*** Block opens ***

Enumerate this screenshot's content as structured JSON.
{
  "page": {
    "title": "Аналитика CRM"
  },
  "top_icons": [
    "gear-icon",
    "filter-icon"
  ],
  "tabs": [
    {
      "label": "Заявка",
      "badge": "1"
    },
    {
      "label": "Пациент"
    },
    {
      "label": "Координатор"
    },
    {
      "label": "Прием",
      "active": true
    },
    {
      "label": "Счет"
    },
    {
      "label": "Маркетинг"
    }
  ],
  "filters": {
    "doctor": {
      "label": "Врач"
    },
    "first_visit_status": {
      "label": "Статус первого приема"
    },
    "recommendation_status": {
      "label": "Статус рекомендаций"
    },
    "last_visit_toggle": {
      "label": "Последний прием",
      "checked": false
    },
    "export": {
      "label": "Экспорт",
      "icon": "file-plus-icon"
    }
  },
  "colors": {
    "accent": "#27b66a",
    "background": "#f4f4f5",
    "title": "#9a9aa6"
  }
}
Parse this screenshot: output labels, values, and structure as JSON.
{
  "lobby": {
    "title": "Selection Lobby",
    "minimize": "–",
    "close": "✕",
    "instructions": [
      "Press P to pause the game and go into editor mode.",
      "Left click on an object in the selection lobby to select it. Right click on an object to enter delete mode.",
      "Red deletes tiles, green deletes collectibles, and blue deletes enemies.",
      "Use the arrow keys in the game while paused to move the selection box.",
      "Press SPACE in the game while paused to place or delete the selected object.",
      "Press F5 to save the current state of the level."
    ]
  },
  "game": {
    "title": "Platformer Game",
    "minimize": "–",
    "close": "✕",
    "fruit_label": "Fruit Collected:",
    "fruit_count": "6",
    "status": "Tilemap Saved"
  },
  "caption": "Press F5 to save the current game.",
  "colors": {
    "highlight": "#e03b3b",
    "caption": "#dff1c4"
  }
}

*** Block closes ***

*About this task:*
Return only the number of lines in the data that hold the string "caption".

*Solution:*
2